» **Dataset content**
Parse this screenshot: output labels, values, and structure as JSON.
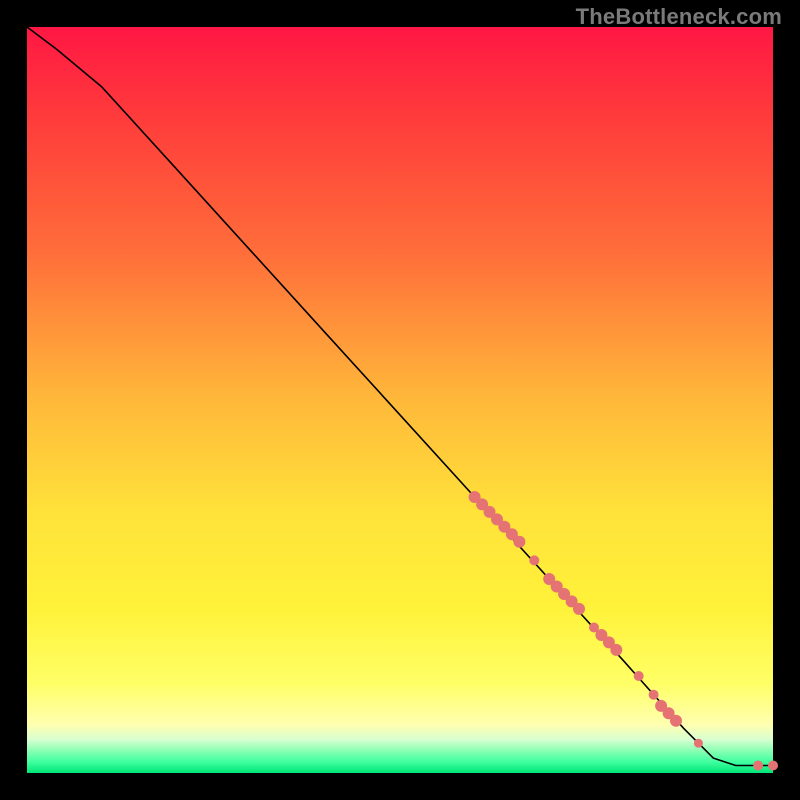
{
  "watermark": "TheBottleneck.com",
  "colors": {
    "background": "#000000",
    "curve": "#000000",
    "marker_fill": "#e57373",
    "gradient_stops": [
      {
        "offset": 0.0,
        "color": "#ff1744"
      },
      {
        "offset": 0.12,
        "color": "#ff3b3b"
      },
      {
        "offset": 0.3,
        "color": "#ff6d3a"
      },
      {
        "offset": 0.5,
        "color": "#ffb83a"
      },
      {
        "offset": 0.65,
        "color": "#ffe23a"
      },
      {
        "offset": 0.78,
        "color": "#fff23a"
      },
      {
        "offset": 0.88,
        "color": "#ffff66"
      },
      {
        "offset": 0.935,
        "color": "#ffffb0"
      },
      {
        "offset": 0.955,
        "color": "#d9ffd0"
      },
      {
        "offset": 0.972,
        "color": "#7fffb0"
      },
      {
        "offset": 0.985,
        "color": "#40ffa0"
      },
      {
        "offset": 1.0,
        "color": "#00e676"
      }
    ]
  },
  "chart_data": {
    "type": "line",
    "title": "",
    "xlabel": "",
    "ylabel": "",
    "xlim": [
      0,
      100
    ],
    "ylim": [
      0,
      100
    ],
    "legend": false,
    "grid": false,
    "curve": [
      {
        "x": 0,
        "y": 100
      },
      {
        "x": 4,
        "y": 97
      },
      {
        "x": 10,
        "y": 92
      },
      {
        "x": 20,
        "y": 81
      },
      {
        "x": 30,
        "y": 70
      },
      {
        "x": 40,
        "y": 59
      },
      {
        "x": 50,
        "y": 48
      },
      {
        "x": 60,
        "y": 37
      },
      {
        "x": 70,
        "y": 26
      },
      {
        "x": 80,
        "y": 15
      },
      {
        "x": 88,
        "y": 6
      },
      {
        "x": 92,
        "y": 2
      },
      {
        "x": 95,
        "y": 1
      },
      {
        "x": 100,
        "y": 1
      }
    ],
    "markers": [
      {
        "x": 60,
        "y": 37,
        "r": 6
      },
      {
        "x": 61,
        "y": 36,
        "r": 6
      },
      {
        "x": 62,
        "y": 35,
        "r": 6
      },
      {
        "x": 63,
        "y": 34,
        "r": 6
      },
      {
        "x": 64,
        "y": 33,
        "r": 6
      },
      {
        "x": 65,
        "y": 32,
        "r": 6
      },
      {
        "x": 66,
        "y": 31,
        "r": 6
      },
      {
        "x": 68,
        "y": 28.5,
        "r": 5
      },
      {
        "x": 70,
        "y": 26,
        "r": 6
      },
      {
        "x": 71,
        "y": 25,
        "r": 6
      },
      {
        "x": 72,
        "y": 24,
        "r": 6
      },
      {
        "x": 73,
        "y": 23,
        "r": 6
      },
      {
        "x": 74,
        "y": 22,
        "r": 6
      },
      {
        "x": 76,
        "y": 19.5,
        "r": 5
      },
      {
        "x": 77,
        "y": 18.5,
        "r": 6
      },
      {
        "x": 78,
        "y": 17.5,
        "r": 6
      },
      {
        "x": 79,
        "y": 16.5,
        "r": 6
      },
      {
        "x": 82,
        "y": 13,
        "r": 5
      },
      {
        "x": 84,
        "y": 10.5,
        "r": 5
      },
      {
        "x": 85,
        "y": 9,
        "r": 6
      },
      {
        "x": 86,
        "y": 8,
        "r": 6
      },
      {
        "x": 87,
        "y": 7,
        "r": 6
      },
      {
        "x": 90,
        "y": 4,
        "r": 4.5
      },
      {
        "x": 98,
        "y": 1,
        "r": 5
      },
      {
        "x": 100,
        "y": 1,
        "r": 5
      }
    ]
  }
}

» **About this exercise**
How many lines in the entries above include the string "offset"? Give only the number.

» **Answer to this exercise**
12